> _YOUR GOAL_
Reproduce, exactly and in full, the records that follow, minus any pictures.

> _RECORDS FOR THE EXERCISE_

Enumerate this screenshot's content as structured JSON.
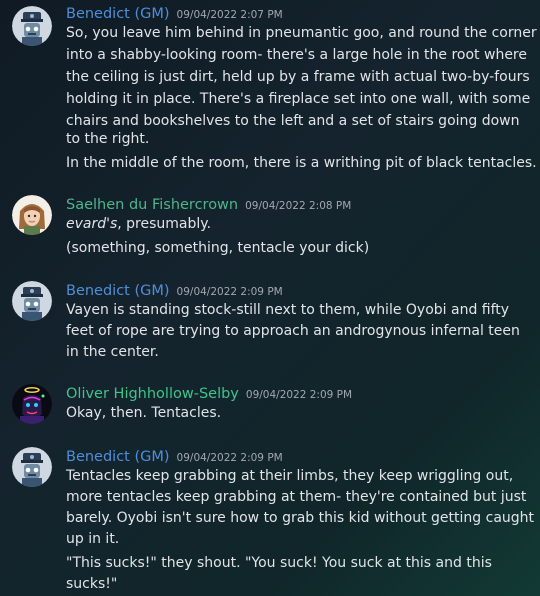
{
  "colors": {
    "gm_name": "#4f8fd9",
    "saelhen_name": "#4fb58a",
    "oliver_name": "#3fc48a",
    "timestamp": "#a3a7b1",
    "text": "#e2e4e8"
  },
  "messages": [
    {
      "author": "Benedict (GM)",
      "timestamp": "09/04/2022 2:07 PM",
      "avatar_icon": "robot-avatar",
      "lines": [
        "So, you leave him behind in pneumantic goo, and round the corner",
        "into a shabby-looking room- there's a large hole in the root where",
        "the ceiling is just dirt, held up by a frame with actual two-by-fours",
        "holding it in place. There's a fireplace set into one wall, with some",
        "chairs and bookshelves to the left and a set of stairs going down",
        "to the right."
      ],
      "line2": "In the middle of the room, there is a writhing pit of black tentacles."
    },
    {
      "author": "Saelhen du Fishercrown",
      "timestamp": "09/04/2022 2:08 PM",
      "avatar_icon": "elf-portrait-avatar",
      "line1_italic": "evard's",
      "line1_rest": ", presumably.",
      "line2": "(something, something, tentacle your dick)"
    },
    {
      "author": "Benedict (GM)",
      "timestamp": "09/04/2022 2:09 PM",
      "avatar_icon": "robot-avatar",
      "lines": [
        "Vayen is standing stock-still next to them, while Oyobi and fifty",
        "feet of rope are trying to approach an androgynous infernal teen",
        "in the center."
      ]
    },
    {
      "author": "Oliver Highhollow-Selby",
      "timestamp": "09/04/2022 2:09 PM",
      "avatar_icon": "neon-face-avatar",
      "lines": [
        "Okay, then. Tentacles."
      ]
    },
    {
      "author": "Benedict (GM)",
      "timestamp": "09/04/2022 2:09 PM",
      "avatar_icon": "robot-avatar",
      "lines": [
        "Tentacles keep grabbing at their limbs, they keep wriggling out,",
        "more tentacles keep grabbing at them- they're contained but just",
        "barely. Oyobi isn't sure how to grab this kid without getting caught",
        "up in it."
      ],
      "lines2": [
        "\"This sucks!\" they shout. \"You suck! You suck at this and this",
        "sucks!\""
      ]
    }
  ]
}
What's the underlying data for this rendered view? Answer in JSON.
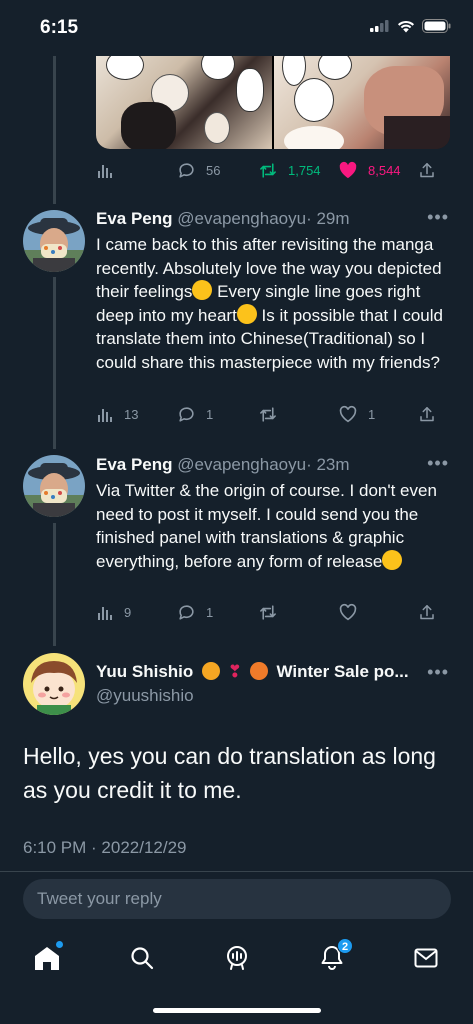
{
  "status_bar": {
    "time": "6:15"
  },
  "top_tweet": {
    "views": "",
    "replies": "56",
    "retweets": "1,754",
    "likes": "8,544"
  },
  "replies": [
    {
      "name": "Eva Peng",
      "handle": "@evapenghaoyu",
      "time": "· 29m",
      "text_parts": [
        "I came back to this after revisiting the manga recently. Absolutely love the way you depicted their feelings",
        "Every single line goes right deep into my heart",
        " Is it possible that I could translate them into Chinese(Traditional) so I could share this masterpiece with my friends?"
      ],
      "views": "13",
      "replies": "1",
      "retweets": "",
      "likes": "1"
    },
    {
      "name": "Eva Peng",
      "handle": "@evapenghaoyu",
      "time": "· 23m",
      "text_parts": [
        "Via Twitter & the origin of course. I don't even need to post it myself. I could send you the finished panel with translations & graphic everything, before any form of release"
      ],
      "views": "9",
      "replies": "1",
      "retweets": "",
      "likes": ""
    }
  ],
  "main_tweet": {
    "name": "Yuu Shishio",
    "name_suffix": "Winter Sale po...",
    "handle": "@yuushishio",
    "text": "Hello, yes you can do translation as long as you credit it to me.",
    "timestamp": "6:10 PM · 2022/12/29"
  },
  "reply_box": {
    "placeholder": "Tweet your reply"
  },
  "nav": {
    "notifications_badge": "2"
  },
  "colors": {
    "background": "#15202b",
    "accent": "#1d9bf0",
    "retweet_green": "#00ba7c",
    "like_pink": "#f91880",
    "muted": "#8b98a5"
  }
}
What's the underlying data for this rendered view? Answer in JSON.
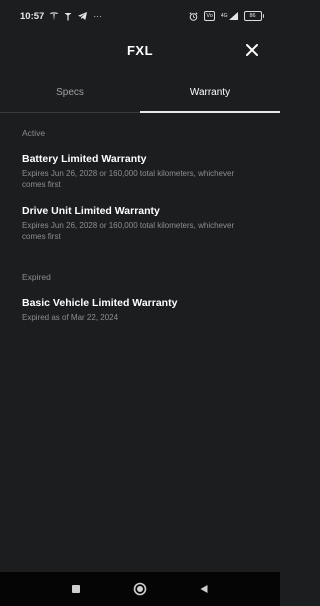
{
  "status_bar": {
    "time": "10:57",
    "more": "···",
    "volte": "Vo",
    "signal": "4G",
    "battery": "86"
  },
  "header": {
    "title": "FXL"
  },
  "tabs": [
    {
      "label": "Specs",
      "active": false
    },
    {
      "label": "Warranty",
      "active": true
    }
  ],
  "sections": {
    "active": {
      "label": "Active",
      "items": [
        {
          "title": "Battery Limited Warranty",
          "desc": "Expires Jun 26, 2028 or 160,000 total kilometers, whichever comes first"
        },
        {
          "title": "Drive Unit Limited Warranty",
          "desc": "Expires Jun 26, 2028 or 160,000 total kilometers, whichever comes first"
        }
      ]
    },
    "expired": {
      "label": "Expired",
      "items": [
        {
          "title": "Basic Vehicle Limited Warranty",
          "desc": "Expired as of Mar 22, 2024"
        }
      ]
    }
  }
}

> _EXERCISE SOLUTION_
Enumerate this screenshot's content as structured JSON.
{
  "colors": {
    "gm_name": "#4f8fd9",
    "saelhen_name": "#4fb58a",
    "oliver_name": "#3fc48a",
    "timestamp": "#a3a7b1",
    "text": "#e2e4e8"
  },
  "messages": [
    {
      "author": "Benedict (GM)",
      "timestamp": "09/04/2022 2:07 PM",
      "avatar_icon": "robot-avatar",
      "lines": [
        "So, you leave him behind in pneumantic goo, and round the corner",
        "into a shabby-looking room- there's a large hole in the root where",
        "the ceiling is just dirt, held up by a frame with actual two-by-fours",
        "holding it in place. There's a fireplace set into one wall, with some",
        "chairs and bookshelves to the left and a set of stairs going down",
        "to the right."
      ],
      "line2": "In the middle of the room, there is a writhing pit of black tentacles."
    },
    {
      "author": "Saelhen du Fishercrown",
      "timestamp": "09/04/2022 2:08 PM",
      "avatar_icon": "elf-portrait-avatar",
      "line1_italic": "evard's",
      "line1_rest": ", presumably.",
      "line2": "(something, something, tentacle your dick)"
    },
    {
      "author": "Benedict (GM)",
      "timestamp": "09/04/2022 2:09 PM",
      "avatar_icon": "robot-avatar",
      "lines": [
        "Vayen is standing stock-still next to them, while Oyobi and fifty",
        "feet of rope are trying to approach an androgynous infernal teen",
        "in the center."
      ]
    },
    {
      "author": "Oliver Highhollow-Selby",
      "timestamp": "09/04/2022 2:09 PM",
      "avatar_icon": "neon-face-avatar",
      "lines": [
        "Okay, then. Tentacles."
      ]
    },
    {
      "author": "Benedict (GM)",
      "timestamp": "09/04/2022 2:09 PM",
      "avatar_icon": "robot-avatar",
      "lines": [
        "Tentacles keep grabbing at their limbs, they keep wriggling out,",
        "more tentacles keep grabbing at them- they're contained but just",
        "barely. Oyobi isn't sure how to grab this kid without getting caught",
        "up in it."
      ],
      "lines2": [
        "\"This sucks!\" they shout. \"You suck! You suck at this and this",
        "sucks!\""
      ]
    }
  ]
}
What's the underlying data for this rendered view? Answer in JSON.
{
  "status_bar": {
    "time": "6:15"
  },
  "top_tweet": {
    "views": "",
    "replies": "56",
    "retweets": "1,754",
    "likes": "8,544"
  },
  "replies": [
    {
      "name": "Eva Peng",
      "handle": "@evapenghaoyu",
      "time": "· 29m",
      "text_parts": [
        "I came back to this after revisiting the manga recently. Absolutely love the way you depicted their feelings",
        "Every single line goes right deep into my heart",
        " Is it possible that I could translate them into Chinese(Traditional) so I could share this masterpiece with my friends?"
      ],
      "views": "13",
      "replies": "1",
      "retweets": "",
      "likes": "1"
    },
    {
      "name": "Eva Peng",
      "handle": "@evapenghaoyu",
      "time": "· 23m",
      "text_parts": [
        "Via Twitter & the origin of course. I don't even need to post it myself. I could send you the finished panel with translations & graphic everything, before any form of release"
      ],
      "views": "9",
      "replies": "1",
      "retweets": "",
      "likes": ""
    }
  ],
  "main_tweet": {
    "name": "Yuu Shishio",
    "name_suffix": "Winter Sale po...",
    "handle": "@yuushishio",
    "text": "Hello, yes you can do translation as long as you credit it to me.",
    "timestamp": "6:10 PM · 2022/12/29"
  },
  "reply_box": {
    "placeholder": "Tweet your reply"
  },
  "nav": {
    "notifications_badge": "2"
  },
  "colors": {
    "background": "#15202b",
    "accent": "#1d9bf0",
    "retweet_green": "#00ba7c",
    "like_pink": "#f91880",
    "muted": "#8b98a5"
  }
}
What's the underlying data for this rendered view? Answer in JSON.
{
  "status_bar": {
    "time": "10:57",
    "more": "···",
    "volte": "Vo",
    "signal": "4G",
    "battery": "86"
  },
  "header": {
    "title": "FXL"
  },
  "tabs": [
    {
      "label": "Specs",
      "active": false
    },
    {
      "label": "Warranty",
      "active": true
    }
  ],
  "sections": {
    "active": {
      "label": "Active",
      "items": [
        {
          "title": "Battery Limited Warranty",
          "desc": "Expires Jun 26, 2028 or 160,000 total kilometers, whichever comes first"
        },
        {
          "title": "Drive Unit Limited Warranty",
          "desc": "Expires Jun 26, 2028 or 160,000 total kilometers, whichever comes first"
        }
      ]
    },
    "expired": {
      "label": "Expired",
      "items": [
        {
          "title": "Basic Vehicle Limited Warranty",
          "desc": "Expired as of Mar 22, 2024"
        }
      ]
    }
  }
}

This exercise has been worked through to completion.